In sociology, social complexity is a conceptual framework used in the analysis of society. It is the study of the phenomena of human existence – emigration patterns, armed conflicts, political movements, marriage practices, natural disasters, etc. Contemporary definitions of complexity in the sciences are found in relation to systems theory, in which a phenomenon under study has many parts and many possible arrangements of the relationships between those parts. It reflects human behavior as it is exercised in ongoing and increasingly broader and more complicated circumstances of individual and group existence. At the same time, what is complex and what is simple is relative and may change with time. Science itself is adaptive and responsive to the (changing) circumstances mankind has found and will find itself in.
Current usage of the term “complexity” in the field of sociology typically refers specifically to theories of society as a complex adaptive system. Attributes of the society include its size, location, composition, identities, authorities, stratification, wealth, and associated statistics and distributions. However, social complexity and its emergent properties are central recurring themes throughout the historical development of social thought and the study of social change. The early founders of sociological theory, such as Ferdinand Tönnies, Émile Durkheim, Max Weber, Vilfredo Pareto, and Georg Simmel, all examined the exponential growth and increasing interrelatedness of social encounters and exchanges. By studying the complex social system, social scientists influence the functioning of the social system.

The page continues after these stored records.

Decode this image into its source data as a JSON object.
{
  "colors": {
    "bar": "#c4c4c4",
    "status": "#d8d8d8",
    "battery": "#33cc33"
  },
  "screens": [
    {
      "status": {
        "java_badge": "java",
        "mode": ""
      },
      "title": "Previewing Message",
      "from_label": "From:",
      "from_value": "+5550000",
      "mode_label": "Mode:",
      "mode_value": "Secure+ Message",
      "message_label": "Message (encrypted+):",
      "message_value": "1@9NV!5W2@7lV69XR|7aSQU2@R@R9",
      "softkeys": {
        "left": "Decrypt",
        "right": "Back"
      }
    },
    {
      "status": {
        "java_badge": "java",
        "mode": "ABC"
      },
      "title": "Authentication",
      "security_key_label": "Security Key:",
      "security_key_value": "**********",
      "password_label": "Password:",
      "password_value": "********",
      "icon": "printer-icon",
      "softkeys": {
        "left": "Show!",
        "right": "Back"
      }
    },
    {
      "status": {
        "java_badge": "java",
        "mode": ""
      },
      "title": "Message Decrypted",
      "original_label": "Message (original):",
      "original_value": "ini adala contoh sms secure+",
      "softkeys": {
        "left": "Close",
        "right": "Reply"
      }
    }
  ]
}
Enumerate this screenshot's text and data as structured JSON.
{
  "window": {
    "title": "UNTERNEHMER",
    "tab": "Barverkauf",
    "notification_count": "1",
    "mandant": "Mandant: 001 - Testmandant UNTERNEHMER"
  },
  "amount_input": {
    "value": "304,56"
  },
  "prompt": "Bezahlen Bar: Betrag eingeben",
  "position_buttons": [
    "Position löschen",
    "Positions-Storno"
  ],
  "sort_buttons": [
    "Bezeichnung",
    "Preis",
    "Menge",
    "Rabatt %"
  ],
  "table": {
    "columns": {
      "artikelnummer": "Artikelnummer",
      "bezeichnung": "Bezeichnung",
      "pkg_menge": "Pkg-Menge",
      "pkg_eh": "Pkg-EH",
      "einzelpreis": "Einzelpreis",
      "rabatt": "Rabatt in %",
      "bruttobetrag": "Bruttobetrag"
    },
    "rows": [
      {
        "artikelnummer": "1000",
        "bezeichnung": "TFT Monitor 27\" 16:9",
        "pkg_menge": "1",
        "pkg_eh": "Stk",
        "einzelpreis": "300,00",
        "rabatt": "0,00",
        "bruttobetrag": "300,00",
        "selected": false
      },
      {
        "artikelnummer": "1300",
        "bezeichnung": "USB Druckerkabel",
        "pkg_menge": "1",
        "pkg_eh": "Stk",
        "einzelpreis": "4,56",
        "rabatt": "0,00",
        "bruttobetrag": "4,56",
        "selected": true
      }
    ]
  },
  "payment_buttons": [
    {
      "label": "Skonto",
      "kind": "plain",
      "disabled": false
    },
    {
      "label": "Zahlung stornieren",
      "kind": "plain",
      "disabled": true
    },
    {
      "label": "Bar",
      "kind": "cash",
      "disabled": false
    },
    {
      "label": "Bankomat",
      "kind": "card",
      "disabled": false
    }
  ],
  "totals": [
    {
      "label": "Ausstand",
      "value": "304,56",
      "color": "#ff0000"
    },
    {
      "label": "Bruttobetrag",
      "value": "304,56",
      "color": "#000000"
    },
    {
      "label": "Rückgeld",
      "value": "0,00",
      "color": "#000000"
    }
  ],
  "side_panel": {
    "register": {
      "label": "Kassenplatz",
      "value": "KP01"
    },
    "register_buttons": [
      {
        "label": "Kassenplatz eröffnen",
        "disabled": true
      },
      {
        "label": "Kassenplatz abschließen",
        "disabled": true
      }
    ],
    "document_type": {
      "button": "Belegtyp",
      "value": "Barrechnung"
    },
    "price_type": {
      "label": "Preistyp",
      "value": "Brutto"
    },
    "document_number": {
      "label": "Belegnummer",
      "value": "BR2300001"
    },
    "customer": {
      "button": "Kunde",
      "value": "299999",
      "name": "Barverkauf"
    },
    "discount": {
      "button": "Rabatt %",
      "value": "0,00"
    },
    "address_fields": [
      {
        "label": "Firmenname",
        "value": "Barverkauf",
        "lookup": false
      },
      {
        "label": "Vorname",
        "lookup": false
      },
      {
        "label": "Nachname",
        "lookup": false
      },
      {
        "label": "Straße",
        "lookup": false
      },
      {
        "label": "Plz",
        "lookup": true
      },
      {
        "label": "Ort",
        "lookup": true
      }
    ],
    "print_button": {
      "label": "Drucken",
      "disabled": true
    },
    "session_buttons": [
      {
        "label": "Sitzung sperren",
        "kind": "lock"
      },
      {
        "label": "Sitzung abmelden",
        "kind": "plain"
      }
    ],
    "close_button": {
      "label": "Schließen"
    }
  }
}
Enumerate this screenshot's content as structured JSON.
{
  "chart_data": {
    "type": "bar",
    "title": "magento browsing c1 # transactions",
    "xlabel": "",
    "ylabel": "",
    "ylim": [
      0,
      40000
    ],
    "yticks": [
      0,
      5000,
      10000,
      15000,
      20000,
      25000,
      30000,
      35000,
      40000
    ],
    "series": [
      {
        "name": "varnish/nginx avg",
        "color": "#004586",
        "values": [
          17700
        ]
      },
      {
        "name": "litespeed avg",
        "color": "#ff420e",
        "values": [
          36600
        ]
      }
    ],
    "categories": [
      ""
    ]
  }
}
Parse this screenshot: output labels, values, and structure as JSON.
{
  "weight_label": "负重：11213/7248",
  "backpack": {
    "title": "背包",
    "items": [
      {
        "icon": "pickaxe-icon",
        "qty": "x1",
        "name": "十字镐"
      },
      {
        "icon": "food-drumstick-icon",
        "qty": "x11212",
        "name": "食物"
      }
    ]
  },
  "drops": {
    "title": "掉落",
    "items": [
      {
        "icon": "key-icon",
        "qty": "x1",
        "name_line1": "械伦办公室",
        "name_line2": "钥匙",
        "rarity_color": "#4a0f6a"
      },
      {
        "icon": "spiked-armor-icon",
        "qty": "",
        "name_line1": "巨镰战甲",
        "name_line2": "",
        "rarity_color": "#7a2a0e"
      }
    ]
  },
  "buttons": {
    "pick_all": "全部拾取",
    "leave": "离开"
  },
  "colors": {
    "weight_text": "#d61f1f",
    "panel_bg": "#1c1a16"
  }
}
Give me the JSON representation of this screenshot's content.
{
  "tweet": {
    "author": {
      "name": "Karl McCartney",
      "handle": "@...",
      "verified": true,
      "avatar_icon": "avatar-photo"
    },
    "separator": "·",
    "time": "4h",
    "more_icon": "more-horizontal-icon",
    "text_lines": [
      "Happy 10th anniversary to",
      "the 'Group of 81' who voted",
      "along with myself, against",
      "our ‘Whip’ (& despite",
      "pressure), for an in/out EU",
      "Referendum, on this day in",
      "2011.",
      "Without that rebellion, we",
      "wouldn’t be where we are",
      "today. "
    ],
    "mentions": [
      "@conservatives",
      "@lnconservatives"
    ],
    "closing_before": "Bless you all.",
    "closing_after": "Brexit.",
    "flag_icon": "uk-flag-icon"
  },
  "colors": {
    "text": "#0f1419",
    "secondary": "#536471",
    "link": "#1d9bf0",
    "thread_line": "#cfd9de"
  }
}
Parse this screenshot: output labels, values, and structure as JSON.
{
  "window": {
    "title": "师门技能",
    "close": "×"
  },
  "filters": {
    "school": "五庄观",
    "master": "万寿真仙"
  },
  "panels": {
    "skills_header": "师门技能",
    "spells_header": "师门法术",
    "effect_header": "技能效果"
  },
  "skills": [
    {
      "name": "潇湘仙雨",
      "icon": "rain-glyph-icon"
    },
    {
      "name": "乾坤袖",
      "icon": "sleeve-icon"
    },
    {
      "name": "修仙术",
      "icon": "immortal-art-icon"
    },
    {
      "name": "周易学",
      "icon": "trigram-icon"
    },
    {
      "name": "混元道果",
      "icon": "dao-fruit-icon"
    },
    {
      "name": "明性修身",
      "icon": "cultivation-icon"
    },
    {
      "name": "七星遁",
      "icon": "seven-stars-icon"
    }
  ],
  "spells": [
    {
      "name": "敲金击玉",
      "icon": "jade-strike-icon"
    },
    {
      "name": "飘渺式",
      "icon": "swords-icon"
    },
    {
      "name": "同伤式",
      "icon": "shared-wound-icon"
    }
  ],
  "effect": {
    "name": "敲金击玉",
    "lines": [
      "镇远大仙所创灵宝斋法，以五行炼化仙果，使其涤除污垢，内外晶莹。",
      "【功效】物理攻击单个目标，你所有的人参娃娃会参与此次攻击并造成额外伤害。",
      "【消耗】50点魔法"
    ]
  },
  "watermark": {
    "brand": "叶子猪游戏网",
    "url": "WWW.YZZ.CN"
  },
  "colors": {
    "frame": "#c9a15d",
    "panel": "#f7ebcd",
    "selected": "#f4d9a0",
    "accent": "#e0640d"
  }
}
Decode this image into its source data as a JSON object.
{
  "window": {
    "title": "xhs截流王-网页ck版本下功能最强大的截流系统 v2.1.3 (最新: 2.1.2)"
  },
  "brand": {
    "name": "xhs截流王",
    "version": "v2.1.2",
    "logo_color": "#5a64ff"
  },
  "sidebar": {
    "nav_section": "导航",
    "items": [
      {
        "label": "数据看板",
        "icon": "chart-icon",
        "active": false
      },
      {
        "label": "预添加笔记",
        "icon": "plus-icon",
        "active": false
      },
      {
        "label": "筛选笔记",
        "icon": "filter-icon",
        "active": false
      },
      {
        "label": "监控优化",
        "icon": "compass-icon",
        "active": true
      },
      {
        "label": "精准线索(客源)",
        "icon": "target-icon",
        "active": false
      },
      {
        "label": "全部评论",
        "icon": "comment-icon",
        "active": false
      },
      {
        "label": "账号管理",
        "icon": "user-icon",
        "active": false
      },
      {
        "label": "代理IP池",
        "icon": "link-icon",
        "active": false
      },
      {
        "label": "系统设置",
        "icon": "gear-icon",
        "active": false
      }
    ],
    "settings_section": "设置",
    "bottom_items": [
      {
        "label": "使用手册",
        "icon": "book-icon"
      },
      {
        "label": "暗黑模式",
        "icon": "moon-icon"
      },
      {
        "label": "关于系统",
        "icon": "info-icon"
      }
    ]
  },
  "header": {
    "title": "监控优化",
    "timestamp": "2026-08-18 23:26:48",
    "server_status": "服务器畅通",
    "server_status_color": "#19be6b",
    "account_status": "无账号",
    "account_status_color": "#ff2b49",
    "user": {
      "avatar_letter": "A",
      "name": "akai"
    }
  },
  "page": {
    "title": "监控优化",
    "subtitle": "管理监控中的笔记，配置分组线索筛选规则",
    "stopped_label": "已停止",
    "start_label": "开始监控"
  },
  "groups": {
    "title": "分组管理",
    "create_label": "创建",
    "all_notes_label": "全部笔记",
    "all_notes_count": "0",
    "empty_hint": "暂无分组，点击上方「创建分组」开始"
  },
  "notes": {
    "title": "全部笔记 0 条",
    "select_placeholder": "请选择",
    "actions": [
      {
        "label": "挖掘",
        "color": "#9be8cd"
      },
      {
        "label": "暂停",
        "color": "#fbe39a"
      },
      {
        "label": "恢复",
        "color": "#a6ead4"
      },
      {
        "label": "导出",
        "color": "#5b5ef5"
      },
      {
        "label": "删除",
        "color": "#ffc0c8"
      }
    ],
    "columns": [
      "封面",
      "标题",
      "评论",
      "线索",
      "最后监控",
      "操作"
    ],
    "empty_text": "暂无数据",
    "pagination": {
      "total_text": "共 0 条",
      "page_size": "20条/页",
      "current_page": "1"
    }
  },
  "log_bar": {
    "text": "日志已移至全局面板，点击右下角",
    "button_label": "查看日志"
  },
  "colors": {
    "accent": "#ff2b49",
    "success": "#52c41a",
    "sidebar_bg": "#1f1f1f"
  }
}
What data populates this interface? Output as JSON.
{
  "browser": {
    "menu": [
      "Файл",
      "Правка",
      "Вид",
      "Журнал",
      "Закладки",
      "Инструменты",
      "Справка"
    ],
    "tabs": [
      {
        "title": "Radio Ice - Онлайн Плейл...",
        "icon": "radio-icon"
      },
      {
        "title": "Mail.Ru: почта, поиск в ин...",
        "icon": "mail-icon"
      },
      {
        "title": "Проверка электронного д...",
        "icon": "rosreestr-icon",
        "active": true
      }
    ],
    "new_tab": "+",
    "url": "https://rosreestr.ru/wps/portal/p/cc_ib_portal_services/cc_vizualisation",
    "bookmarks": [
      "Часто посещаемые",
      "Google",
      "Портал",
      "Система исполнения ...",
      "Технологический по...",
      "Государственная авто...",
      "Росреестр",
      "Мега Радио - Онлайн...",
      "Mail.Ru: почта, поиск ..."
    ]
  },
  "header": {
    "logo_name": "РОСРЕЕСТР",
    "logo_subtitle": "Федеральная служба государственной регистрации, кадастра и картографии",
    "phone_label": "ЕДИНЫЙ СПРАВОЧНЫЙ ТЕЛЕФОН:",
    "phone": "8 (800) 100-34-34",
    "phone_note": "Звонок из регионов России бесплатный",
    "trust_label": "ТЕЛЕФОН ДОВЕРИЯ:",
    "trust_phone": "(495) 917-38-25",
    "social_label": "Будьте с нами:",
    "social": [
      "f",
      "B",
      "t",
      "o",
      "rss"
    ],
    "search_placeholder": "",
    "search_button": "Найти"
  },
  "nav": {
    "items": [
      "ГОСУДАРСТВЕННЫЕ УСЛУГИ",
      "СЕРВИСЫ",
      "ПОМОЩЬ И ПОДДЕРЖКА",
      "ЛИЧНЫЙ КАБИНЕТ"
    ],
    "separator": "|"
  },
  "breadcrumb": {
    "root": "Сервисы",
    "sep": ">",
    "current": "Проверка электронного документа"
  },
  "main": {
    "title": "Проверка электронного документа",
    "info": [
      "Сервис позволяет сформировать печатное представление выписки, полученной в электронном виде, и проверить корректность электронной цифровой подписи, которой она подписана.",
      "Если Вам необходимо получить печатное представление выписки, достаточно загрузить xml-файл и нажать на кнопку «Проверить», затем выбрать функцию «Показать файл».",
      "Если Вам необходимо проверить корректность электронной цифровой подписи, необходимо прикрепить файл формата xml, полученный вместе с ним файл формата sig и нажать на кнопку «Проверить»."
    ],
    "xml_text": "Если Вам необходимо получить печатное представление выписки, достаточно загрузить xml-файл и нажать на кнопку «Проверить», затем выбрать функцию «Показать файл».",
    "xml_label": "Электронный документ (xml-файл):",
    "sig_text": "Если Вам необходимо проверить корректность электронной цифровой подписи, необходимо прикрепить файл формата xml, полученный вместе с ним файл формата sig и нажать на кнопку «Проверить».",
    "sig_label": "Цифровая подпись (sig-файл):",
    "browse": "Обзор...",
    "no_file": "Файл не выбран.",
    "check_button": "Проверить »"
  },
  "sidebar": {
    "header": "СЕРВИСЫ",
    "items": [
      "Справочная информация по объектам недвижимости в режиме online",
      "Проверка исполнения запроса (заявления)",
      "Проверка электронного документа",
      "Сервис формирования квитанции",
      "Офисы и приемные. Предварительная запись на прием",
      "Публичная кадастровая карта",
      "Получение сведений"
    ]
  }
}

Social systems are systems in which the elements are human beings or organizations/institutions consisting of human beings, like firms, governments, non-profit organizations, etc. It is the study of nonlinear social processes through the use of models from complexity theory combined with computational methods. This emphasis on interconnectivity in social relationships and the emergence of new properties within society is found in theoretical thinking in multiple areas of sociology. As a theoretical tool, social complexity theory serves as a basis for the connection of micro- and macro-level social phenomena, providing a meso-level or middle-range theoretical platform for hypothesis formation. A social system is complex if the amount of data/information that is needed to fully describe the system is so dispersed that it cannot at any moment be collected at one central point. Methodologically, the concept of social complexity is theory-neutral, meaning that it accommodates both local (micro) and global (macro) phenomena in sociological research. Science itself is an evolutionary process within the complex social system.